Freddie Mac chief economist, Frank Nothaft, says that affordability, stability and flexibility are the three reasons homebuyers overwhelmingly choose a 30 year term. However, for those who can afford a higher payment, there are three additional reasons to choose a 15 year term: save interest, build equity and retire the debt sooner.
First-time buyers have a higher tendency to use a minimum down payment and are very concerned with affordable payments. It is understandable that the majority of these buyers select 30 year, fixed-rate mortgages.
Consider a $417,000 mortgage at 30 year and 15 year terms with recent mortgage rates at 4.25% and 3.3% respectively. The payment is $888.88 less on the 30 year term but the interest rate being charged is higher. The total interest paid by the borrower if each of the loans was retired would be almost three times more for the 30 year term.
Another interesting thing about the 15 years mortgage is that more of the payment is going to principal than interest from the very first payment. It would take over 13 years on the 30 year mortgage for the principal to exceed the interest allocation.

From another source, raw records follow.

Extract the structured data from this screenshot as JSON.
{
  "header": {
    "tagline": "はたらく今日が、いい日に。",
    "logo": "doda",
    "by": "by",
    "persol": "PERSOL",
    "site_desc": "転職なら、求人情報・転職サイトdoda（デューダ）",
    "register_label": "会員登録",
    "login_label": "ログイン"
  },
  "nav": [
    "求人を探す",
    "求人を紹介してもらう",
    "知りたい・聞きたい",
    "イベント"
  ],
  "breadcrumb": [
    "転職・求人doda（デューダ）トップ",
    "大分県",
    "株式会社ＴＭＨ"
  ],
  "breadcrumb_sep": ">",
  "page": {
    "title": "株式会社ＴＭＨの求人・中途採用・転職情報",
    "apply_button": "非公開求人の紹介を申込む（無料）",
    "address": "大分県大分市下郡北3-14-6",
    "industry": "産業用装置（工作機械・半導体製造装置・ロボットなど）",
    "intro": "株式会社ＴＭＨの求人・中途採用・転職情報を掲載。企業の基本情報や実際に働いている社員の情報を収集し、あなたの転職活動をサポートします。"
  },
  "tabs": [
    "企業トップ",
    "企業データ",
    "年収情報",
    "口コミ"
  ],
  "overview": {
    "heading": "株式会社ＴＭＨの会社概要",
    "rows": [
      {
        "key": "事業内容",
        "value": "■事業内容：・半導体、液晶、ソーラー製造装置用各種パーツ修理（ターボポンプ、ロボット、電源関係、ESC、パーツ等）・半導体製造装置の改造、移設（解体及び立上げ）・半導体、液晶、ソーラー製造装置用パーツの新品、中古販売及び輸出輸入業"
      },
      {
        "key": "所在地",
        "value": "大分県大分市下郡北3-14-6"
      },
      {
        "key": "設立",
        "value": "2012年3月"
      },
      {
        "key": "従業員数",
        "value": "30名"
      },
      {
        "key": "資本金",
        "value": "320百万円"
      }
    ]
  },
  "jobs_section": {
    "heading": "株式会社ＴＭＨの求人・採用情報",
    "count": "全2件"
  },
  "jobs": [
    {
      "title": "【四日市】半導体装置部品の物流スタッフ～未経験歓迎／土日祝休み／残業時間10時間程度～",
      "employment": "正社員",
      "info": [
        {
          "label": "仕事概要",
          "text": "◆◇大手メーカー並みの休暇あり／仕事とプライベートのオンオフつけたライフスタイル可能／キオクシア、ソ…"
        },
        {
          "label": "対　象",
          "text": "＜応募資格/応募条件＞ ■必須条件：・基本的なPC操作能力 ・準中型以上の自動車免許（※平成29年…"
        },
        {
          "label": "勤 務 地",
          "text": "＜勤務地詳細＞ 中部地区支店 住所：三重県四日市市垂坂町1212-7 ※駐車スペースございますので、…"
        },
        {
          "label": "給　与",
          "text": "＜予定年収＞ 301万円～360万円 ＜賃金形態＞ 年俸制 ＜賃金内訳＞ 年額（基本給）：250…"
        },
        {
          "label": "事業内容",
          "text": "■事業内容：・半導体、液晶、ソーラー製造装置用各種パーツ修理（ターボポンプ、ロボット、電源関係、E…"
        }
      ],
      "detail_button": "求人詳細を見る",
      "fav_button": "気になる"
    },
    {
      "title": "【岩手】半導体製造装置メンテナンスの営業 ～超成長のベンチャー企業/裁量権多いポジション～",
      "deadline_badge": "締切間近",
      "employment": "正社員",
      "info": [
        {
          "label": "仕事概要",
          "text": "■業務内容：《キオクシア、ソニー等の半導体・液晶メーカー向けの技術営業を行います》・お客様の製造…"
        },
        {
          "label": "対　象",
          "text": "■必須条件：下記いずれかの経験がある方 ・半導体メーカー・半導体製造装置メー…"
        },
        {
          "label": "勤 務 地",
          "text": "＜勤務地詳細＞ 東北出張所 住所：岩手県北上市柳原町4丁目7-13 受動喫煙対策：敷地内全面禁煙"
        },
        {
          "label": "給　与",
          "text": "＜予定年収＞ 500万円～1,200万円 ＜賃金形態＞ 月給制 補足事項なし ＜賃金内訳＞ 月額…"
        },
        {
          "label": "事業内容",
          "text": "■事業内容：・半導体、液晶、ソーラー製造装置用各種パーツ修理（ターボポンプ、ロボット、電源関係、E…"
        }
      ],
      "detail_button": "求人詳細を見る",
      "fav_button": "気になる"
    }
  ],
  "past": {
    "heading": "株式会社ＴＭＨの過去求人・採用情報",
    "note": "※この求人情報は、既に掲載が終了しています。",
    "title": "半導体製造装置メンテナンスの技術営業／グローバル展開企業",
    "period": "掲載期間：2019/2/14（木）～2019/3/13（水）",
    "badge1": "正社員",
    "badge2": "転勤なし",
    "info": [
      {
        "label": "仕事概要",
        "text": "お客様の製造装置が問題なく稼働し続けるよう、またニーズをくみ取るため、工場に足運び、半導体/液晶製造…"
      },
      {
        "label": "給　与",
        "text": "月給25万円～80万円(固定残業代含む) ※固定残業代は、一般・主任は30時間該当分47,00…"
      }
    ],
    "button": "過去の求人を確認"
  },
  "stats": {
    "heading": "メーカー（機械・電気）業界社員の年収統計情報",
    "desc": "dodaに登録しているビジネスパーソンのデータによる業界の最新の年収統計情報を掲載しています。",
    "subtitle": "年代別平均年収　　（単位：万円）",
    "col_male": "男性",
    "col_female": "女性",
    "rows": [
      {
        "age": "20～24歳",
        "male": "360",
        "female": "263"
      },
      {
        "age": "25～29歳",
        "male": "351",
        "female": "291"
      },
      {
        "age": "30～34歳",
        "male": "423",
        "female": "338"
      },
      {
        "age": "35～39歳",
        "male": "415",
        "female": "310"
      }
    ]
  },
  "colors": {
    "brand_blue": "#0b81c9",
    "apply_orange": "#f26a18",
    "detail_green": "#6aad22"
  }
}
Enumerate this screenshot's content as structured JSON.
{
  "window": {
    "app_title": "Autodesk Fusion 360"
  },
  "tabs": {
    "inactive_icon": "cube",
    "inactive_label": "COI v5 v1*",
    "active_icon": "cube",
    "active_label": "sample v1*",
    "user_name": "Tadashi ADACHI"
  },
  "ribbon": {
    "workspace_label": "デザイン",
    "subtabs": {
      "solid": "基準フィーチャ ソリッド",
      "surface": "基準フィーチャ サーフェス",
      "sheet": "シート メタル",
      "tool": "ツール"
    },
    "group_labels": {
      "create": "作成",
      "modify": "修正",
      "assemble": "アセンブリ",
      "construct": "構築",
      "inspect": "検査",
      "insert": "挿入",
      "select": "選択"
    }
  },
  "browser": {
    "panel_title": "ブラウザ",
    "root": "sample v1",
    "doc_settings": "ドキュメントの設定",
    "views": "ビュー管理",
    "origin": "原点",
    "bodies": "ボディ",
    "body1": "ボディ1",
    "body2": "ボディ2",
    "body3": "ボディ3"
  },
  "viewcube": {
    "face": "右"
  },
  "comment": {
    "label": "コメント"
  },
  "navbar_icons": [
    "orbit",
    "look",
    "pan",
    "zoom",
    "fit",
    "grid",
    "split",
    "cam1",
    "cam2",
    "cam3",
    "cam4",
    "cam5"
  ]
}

Some people might suggest getting a 30 year loan and making the payments as if they were on a 15 year loan. That would certainly accelerate amortization and save interest. The real challenge is the discipline to actually make the payments on a consistent basis if you don’t have to. Many experts cite that one of the benefits of homeownership is a forced savings that occurs due to the amortization that is not necessarily done by renters. If you have the discipline to do this, you won’t be able to take advantage of the lower interest rate of the 15 year loan, but will have the safety net of the lower, 30 year payment if your financial situation changes.